Research shows that self-defense or the "right to resist aggression" has a lot of positives. If the citizen reserves the right to resist aggression, he or she therefore, has the right to resist any aggressor. In addition, it is not necessary to debate the aggressor's right to life under these circumstances. Within this theory there is no right to life, only the right to resist aggression. In addition, according to this theory, if one has the right to combat aggressors, one may also kill any deemed to be "innocent threats." This theory helps explain why there is only a right to self-defense under the presence of an aggressor. This is the only point at which aggression can exist. Once the aggression ceases, so does one's right to self-defense. For example, if someone comes up and punches you in the face and runs, you do not have the right to get up, pull a gun and shoot them in the back. The aggressors retreat takes away your right to self-defense retaliation. A third person is allowed to intervene in hopes of stopping the confrontation. This is covered under the rights of the defender (Ferzan, 2008).
Self-Defense: Moral or Political Right?
Theoretically self-defense cannot be taken away. It can be argued that no one can willingly abandon their right to self-defense (Ferzan, 2008).
The Social Contract Tradition: Hobbs and Locke
Self-defense is the beating heart of the social contract tradition.

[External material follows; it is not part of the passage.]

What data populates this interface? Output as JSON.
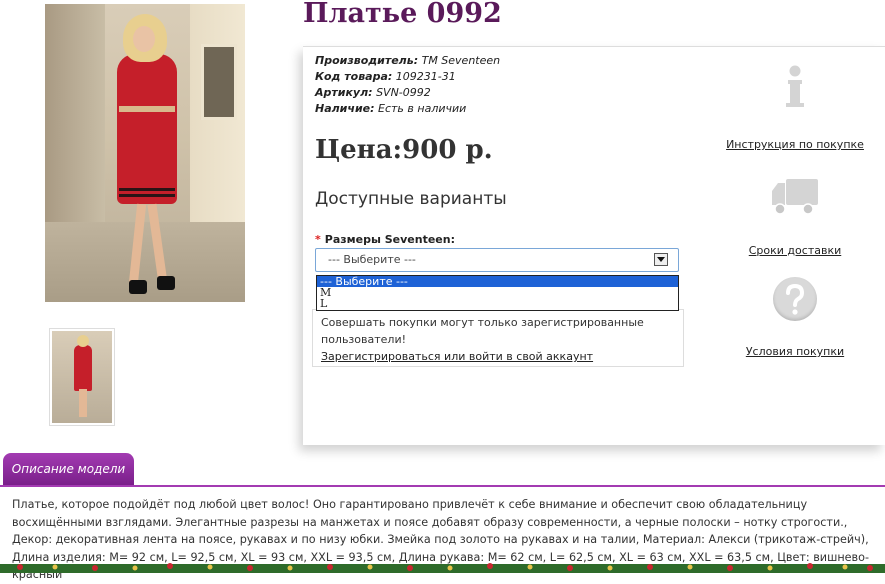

According to Jeremy Waldron, self-defense and self-preservation are central to the theory of justified revolution (Waldron, 2000). Waldron asserts that it is befuddling how anyone could attempt to remove the state from the issue of self-defense (Ferzan, 2008).
Cases like this one leave an awkward position for the liberal state. On one side of things it does not seem justifiable to clear Goetz, because that would reward Goetz's blatant racism which fueled his belief that he would be killed even without a brandished weapon. On another side Goetz cannot be denied acquittal using any of the theories reviewed above. Goetz cannot be punished solely for killing when he felt it justifiable. However, the reasonable belief rule would require of Goetz to demonstrate reasonable belief of his fear for his own life in order to kill. One cannot assert that Goetz should not have believed he was going to be killed when that was out of his control. In addition, Goetz cannot be punished for choosing to be a racist or remaining to be one, as people make this decision every day and it does not directly play into someone being killed each time. Liberal states do not punish people for who they are, nor do they punish people for choosing to remain who they are (Garvey, 2008).
If one believes they are about to be killed due to racist assumption, and one kills another based on this assumption, we definitely should condemn the racist assumptions that lead to the murder. However, the state has no defense for why the racist assumption should single-handedly override one's right to self-defense. Punishing Goetz is not the proper way to…